There is nothing I loathe more than talking to someone who is madly peering over my shoulder with kelpie eyes, scanning the room for someone more interesting or influential. All of a sudden you will be left hanging as they launch themselves at the A-list attendee on the other side of the room, throwing themselves through the crowd like a sheep dog racing across the top of the herd for a better vantage point.
DON’T talk about yourself all the time
The thing about conversations is that they are a two-way thing. The biggest wankers at conferences are the sort of people who can talk about themselves for 20 minutes straight without taking a breath. There is nothing worse than being cornered by someone who fails to respect the cardinal rule of conversations: they generally involve at least two people, who more or less get equal time to speak.
DON’T be a star-fucker
Star-fuckers spend their time
stalking tagging the event organisers on social media, kissing celebrity speaker-ass or chasing A-list attendees down the hall for the chance to briefly fawn over them, all the while avoiding the lesser mortals of little value who aren’t worth their time. But they forget one important thing: this year’s nobody might be next year’s somebody. It’s the star-fucker’s catch-22.
DON’T be an ass-kisser
Nobody likes an ass-kisser. There always a few fawning sycophants at every professional networking event, and ass-kissing often goes hand in hand with star-fucking and ladder-climbing. The best ass-kissers are discriminating, and deliberately target managers, recruiters, industry leaders, influencers, CEOs and anyone marginally higher then they are on the career food chain.
DON’T exclude people from conversations
If someone sidles up to your group with a somewhat forlorn look on their face, talk to them. Say hello, make the relevant introductions and don’t leave them hanging with the air of someone who has just stepped in a massive pile of dog turds.
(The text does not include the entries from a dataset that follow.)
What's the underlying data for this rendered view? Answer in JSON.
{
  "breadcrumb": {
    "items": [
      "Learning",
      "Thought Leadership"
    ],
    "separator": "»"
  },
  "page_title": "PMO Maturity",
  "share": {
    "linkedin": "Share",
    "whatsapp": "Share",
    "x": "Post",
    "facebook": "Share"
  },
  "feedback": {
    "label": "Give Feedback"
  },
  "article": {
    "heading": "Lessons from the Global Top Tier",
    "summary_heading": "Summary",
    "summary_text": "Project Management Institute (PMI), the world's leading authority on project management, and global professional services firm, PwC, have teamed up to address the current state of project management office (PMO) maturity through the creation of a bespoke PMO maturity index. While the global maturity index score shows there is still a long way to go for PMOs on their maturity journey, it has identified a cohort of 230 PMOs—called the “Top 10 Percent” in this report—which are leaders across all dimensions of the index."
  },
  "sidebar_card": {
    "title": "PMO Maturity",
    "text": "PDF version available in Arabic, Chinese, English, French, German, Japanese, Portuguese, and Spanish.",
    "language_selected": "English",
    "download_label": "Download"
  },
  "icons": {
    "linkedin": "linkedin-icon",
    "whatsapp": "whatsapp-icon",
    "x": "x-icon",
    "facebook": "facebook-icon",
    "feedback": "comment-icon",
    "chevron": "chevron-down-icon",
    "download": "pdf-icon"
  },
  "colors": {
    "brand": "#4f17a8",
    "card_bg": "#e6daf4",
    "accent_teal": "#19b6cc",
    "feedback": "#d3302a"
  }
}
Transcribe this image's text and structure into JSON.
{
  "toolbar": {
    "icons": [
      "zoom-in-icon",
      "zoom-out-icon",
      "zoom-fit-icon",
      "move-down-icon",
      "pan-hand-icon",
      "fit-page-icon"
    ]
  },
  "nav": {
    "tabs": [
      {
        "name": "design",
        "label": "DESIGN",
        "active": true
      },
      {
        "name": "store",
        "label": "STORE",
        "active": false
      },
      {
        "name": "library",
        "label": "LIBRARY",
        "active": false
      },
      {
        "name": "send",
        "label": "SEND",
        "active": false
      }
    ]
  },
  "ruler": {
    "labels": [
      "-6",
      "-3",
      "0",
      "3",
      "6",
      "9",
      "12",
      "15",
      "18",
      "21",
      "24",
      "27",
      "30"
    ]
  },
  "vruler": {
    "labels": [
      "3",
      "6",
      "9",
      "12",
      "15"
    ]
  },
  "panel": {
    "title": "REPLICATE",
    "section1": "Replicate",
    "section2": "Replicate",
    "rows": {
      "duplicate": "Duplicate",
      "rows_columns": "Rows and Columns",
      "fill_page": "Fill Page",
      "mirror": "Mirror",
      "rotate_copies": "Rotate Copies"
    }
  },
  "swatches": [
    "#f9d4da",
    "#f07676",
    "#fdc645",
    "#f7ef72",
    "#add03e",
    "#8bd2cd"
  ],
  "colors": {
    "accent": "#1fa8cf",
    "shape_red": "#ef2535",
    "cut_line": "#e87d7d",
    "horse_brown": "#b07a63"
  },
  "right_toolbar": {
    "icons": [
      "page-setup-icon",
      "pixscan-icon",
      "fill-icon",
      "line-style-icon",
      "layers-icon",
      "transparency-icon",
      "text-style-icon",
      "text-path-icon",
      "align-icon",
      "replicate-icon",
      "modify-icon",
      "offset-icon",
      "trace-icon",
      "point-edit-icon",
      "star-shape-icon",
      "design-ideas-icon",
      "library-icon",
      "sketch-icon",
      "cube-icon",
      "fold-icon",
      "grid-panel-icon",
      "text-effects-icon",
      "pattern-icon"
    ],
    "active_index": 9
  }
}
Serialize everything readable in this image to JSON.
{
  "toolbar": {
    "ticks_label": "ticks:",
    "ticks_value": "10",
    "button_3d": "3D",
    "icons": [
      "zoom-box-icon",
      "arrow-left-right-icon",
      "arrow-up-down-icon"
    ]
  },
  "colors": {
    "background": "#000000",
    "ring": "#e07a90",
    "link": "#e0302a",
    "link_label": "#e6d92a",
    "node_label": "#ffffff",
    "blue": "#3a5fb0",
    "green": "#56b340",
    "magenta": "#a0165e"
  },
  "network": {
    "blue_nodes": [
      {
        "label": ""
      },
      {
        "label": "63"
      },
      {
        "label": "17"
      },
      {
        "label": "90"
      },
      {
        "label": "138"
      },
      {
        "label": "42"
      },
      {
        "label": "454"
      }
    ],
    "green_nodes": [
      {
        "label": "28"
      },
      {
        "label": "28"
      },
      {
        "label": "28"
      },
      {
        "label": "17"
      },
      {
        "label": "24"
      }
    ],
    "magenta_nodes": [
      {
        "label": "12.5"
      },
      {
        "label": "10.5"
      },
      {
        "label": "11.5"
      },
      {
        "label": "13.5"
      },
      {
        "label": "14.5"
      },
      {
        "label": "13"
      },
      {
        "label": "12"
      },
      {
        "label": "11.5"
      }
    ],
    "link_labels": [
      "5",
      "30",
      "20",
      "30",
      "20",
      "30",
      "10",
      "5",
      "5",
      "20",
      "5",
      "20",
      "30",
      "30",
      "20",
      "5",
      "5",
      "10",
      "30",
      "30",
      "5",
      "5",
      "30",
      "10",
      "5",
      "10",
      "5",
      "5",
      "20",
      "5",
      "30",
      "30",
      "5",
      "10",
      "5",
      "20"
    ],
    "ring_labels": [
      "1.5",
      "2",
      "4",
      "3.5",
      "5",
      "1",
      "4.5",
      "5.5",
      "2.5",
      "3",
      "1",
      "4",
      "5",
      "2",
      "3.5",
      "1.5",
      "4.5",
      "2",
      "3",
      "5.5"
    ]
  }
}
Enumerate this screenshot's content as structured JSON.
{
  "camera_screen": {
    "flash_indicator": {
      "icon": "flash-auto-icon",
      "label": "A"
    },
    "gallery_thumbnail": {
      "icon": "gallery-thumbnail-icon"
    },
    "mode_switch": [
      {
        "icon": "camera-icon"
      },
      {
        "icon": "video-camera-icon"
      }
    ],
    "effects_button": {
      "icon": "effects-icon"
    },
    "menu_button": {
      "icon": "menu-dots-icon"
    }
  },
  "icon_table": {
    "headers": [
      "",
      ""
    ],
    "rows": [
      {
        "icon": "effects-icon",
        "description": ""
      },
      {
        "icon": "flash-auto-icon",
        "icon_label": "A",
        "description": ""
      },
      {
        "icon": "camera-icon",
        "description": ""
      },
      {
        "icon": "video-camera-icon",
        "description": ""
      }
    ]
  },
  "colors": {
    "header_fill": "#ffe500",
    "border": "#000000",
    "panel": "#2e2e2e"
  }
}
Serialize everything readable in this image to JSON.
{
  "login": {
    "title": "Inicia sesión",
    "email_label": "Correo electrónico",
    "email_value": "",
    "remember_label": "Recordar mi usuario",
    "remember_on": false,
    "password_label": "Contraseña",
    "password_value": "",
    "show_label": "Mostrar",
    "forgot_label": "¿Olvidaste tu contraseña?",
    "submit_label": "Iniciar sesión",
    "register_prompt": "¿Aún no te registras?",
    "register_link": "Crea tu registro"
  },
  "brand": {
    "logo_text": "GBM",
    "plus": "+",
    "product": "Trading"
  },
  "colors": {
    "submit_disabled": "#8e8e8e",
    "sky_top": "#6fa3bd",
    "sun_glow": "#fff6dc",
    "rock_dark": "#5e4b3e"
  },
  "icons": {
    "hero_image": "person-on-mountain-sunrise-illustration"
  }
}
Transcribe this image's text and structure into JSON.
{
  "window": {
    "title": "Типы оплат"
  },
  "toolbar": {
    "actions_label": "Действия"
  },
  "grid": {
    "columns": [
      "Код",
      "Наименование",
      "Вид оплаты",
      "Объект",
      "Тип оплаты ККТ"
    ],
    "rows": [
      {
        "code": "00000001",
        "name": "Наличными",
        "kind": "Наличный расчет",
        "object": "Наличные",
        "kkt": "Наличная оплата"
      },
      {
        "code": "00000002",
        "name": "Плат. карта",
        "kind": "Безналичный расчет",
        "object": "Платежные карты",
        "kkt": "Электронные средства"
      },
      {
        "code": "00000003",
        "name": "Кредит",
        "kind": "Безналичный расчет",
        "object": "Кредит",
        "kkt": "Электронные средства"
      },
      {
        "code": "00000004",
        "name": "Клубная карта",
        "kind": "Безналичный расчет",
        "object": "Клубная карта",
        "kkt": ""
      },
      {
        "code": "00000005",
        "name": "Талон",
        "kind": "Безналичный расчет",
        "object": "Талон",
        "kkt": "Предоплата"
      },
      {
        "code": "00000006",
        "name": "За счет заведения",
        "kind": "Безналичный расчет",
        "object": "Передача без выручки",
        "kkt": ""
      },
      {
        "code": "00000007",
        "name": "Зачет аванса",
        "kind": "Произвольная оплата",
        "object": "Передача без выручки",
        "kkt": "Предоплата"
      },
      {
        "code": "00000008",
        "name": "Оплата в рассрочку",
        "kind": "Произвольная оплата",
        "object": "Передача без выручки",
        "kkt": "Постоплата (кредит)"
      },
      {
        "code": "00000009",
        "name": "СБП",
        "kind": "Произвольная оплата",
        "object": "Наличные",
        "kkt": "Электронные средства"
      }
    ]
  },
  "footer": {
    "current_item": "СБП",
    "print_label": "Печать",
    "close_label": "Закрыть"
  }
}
Cliquishness and deliberately excluding people is a wank of a thing to do, unless said person is a total wanker with a known track record for monopolising conversations or generally dickish behaviour.
DON’T spruik to me
You’re not selling Amway. Or Thermomix. Or Isagenix. This is not a multi-level marketing event or an opportunity to pyramid-sell me your personal brand of awesome: it’s a meeting of professional minds. As much as I look forward to swapping awkward elevator pitches, please don’t turn our conversation into a one-way sales pitch. I’m not a lead to be converted, so you can cool it with the hard-sell. It degrades us both.
DON’T make love to your phone while we are talking
The whole point of conferences is to get out from behind screens and meet real life actual people. Don’t interrupt our conversation to tweet event updates or hashtag chummy selfies of you and the celebrity speaker on Instagram. The Twitterverse can survive ten minutes without your unique brand of wit, and your Facebook feed will still be as banal as ever once our conversation has ceased. Stop it. It’s fucking rude.
DON’T get drunk and tell me you love me. Or hate me.
If you find yourself getting tipsy on pre-dinner cocktails, don’t give in to the giddy air of gin-soaked bravado that compels you to storm over and tell me what a jerk I am. I know I’m a jerk. It will only make you look like a jerk too. Conversely, don’t get totally shit-faced and tell me how much you love me, because that is even more humiliating. Actually, fuck that. Tell me you love me. Then tell me some more.
So there we have it. The Idiot’s Guide to Not Being a Wanker at Networking Events.